Still, the guys are great. They are all more motivated than the majority of the guys I was with last week before we received our permanent units. And they are all super nice to me. They know I’m a lone soldier, and that I’m from America, so they get that its hard for me here. On day one, a guy from my company (who only just met me) offered me to come to his house for the Seder. I thought that was super sweet.

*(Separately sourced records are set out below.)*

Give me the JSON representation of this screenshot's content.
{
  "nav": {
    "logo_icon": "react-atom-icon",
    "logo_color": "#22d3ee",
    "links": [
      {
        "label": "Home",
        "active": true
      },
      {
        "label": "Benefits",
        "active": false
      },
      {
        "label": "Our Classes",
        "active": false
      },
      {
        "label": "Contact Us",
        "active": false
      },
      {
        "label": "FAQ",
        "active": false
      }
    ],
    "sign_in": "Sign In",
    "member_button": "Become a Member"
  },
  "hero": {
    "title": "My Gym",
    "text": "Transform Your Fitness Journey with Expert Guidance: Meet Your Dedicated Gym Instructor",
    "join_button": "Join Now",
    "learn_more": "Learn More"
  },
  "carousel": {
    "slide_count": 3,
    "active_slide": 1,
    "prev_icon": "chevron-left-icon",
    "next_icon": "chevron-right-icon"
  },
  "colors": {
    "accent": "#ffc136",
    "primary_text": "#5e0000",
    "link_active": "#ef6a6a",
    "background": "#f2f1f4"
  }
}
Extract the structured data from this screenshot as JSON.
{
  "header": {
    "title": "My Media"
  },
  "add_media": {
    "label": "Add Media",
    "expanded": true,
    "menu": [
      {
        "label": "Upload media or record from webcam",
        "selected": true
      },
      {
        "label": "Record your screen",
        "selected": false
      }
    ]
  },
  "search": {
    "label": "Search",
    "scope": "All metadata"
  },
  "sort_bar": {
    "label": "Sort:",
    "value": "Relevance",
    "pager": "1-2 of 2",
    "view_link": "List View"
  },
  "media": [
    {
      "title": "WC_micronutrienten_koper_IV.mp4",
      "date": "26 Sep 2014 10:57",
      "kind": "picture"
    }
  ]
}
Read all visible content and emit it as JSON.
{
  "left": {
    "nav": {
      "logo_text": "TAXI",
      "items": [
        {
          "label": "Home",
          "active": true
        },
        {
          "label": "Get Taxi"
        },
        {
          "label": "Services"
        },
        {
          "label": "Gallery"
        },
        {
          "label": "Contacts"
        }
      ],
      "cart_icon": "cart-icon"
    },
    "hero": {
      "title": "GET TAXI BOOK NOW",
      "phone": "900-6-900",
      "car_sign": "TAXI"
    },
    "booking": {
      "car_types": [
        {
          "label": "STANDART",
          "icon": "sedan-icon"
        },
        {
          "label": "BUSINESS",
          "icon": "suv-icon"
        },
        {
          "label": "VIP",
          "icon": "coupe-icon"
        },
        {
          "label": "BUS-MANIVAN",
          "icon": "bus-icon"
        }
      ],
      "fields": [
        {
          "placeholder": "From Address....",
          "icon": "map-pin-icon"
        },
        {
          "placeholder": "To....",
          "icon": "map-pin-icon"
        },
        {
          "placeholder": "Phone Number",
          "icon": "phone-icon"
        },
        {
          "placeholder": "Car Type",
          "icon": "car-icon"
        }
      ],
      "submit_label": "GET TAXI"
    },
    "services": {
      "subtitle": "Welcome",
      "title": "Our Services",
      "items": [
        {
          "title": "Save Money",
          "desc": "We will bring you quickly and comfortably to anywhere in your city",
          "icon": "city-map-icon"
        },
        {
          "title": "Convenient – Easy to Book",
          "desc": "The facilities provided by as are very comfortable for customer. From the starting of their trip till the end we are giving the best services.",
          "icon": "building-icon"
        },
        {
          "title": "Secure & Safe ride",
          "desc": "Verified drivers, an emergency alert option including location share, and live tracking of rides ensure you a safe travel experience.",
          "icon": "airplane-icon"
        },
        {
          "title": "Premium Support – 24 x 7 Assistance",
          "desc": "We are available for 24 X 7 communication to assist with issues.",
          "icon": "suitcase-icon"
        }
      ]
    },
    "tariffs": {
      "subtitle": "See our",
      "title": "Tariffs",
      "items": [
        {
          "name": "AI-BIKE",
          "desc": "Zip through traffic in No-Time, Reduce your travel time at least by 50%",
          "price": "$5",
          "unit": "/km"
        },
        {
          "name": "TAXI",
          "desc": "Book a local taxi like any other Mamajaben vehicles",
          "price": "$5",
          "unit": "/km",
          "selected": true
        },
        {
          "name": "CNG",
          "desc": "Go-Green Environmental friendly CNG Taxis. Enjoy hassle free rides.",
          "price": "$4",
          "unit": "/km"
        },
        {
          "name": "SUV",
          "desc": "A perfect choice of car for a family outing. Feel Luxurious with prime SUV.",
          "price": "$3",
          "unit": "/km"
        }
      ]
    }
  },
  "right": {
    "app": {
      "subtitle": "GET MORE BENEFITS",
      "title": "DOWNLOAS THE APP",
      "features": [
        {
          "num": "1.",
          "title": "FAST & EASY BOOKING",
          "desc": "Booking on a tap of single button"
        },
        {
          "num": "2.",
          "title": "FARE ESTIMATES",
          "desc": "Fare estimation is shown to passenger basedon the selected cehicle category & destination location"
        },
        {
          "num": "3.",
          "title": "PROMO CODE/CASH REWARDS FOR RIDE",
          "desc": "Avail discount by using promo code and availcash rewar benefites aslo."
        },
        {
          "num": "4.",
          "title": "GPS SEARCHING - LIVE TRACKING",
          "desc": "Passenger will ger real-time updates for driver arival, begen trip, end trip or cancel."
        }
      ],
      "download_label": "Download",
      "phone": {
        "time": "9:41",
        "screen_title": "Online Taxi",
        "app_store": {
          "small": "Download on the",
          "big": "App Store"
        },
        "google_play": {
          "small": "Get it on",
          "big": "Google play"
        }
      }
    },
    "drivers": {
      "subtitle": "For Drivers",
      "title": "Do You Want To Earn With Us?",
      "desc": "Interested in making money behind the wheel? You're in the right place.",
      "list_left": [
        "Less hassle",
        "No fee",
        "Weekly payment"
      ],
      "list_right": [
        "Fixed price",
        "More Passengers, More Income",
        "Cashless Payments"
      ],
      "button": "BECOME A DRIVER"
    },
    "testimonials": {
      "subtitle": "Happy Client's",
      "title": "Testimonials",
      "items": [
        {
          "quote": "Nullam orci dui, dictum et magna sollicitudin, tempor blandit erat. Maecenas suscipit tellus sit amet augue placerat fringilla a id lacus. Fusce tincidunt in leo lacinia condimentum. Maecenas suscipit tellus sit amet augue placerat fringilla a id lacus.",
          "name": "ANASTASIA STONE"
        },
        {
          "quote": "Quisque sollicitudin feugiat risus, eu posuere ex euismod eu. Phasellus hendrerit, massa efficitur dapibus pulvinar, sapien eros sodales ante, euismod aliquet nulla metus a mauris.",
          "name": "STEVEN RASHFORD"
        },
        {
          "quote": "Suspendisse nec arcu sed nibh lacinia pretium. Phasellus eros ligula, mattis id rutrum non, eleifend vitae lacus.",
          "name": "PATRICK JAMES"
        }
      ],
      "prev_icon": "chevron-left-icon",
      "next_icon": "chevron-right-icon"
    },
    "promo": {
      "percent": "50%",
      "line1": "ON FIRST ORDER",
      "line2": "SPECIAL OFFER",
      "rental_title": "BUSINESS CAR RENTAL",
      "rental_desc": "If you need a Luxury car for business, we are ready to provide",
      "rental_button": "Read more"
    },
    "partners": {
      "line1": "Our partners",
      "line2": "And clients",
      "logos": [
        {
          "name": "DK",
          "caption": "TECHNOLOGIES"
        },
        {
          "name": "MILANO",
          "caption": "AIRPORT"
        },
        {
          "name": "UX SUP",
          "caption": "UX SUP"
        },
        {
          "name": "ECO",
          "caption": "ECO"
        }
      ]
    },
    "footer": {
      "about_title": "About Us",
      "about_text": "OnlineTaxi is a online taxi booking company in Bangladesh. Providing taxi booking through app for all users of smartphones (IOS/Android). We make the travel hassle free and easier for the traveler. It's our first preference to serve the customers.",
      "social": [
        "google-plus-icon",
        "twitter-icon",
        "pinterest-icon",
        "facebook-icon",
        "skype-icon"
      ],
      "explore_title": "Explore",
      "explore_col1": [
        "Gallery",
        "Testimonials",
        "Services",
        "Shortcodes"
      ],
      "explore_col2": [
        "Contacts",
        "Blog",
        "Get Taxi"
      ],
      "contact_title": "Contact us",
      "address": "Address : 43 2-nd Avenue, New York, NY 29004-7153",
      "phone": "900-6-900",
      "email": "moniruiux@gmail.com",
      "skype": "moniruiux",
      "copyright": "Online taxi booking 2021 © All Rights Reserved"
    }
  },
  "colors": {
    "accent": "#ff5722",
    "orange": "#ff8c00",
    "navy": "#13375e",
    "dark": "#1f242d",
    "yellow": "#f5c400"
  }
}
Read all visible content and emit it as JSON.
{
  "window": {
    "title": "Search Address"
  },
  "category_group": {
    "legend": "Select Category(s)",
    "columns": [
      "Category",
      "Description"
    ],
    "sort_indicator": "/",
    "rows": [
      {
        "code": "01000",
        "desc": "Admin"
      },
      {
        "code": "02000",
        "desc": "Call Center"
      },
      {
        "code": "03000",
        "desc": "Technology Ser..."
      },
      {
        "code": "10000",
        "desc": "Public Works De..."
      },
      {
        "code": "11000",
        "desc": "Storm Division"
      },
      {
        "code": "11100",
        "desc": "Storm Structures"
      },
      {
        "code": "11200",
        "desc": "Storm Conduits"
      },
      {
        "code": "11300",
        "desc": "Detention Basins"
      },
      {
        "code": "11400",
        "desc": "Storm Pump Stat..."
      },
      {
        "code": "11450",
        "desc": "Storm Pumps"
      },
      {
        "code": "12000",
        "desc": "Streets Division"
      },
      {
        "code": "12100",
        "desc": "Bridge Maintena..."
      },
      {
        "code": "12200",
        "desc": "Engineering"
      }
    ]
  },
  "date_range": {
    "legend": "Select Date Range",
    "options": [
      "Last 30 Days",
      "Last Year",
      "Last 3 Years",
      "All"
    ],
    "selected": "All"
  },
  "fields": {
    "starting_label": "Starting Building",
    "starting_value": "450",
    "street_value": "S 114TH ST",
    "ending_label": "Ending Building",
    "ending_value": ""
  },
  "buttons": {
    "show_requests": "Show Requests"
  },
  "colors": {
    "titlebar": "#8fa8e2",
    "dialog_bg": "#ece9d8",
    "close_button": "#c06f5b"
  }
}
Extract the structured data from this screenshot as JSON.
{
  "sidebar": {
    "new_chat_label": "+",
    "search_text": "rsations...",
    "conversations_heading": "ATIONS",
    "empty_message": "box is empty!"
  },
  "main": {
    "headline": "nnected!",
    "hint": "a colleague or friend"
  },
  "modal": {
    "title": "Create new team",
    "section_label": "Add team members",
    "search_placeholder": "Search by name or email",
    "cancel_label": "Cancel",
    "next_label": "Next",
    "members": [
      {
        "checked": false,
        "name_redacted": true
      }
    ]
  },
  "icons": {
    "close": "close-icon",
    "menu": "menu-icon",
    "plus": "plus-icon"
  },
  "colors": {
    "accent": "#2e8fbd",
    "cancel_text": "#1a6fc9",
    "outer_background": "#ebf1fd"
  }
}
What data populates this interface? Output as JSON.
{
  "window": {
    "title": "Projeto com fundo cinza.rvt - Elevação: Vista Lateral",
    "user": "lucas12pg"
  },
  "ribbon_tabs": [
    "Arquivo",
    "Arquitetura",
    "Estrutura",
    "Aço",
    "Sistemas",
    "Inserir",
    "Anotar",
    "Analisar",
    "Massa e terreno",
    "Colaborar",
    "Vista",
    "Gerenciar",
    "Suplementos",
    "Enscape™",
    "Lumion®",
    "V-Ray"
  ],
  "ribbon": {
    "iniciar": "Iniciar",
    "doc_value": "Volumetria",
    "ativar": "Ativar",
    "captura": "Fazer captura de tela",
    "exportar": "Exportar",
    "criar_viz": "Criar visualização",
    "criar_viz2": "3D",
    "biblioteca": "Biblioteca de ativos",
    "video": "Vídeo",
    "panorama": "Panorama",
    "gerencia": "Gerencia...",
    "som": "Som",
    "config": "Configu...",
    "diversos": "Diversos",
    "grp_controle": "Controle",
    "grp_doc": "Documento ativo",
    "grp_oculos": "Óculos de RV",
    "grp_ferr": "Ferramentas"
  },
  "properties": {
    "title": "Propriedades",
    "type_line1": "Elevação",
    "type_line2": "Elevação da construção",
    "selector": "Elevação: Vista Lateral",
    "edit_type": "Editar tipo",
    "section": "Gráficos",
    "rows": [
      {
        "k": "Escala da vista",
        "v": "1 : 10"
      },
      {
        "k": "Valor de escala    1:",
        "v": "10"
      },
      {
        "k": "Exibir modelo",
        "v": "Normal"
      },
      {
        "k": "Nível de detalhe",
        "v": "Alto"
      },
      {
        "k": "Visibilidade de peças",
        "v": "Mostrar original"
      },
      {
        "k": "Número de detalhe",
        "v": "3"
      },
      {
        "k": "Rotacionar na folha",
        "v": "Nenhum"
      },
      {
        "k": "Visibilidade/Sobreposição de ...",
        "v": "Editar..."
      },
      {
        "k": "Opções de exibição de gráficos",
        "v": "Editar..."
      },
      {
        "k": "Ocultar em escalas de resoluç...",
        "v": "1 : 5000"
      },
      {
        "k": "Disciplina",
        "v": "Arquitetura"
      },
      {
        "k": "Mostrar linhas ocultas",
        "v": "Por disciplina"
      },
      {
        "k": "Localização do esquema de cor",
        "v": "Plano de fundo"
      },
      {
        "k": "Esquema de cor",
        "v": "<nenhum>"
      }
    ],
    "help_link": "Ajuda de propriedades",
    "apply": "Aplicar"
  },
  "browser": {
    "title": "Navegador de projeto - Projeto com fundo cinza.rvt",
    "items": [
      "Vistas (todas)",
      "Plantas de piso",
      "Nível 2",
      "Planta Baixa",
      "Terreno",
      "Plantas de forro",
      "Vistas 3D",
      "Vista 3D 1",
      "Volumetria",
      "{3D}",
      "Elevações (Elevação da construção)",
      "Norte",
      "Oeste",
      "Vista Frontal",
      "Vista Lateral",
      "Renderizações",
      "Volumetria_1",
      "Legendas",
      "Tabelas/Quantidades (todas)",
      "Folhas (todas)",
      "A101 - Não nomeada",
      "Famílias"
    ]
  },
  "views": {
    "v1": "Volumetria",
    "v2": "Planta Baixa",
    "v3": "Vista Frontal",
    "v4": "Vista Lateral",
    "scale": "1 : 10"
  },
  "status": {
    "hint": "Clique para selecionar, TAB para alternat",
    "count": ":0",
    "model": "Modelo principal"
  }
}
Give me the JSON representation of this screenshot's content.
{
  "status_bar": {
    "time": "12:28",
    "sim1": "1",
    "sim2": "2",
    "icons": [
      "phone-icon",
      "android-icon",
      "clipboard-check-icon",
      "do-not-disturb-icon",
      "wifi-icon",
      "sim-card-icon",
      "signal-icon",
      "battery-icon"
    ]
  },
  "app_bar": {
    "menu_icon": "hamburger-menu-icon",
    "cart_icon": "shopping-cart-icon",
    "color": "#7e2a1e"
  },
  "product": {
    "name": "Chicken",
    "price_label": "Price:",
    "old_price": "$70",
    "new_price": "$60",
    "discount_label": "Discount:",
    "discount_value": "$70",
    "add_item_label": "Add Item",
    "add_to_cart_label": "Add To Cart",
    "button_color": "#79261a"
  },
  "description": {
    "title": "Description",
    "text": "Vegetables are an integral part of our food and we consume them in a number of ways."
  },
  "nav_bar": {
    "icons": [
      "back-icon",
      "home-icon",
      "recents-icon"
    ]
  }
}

They all make sure to talk to me, and notice how my Hebrew is getting better. “Slowly, slowly, and you will get it all” Is something I hear a lot from them. There are two guys I know from Michve Alon in my battalion. One is in my company, and one is in another company. We swap stories about how we mess up our Hebrew and send the squad into roars of laughter. One told me about how he was asked the name of the top handle of our weapon, which is called the “travelling handle” (ידית נסעהה) which he accidentally called “the marriage handle” (ידית נישואים).
I sent my squad into roars of laughter too on Friday when my commander said he would go home with me that morning to see where I live when I’m not on base. Its something he has to do for every soldier in his group, but Lone Soldiers are priority so I was first. He asked me how long it takes to reach my home, and I accidentally answered “two years” (שנתיים) instead of “two hours” (שעתיים) which in Hebrew are surprisingly similar. Everyone laughed, the joke is that when you have to serve for three years, it wouldn’t be terrible to waste two of them on a bus ride.
Memorable moment of the week:
We were packed into a room with our Battalion Commander, there we watched the beginning of an episode of Band of Brothers. The episode was the one where they discover a concentration camp. I looked around the room, and every single person was absolutely glued to the screen. It wasn’t the kind of stare like you have when you watch something on TV, it was an emotional connection to events. No one’s eyes were blinking, and no one’s head was turning other than mine. Soldiers to my left stood up on their feet, partly to read the subtitles when one of the survivors was speaking, but mostly out of respect.
Moments like this reconfirm for me that I made the right decision when I joined the IDF. For the first time in my life, my peers are affected in the same way as I am when watching something like this.
This week is Field Week, and I think we’ll close Shabbat as well. So I wont be able to update for a while. Till next time!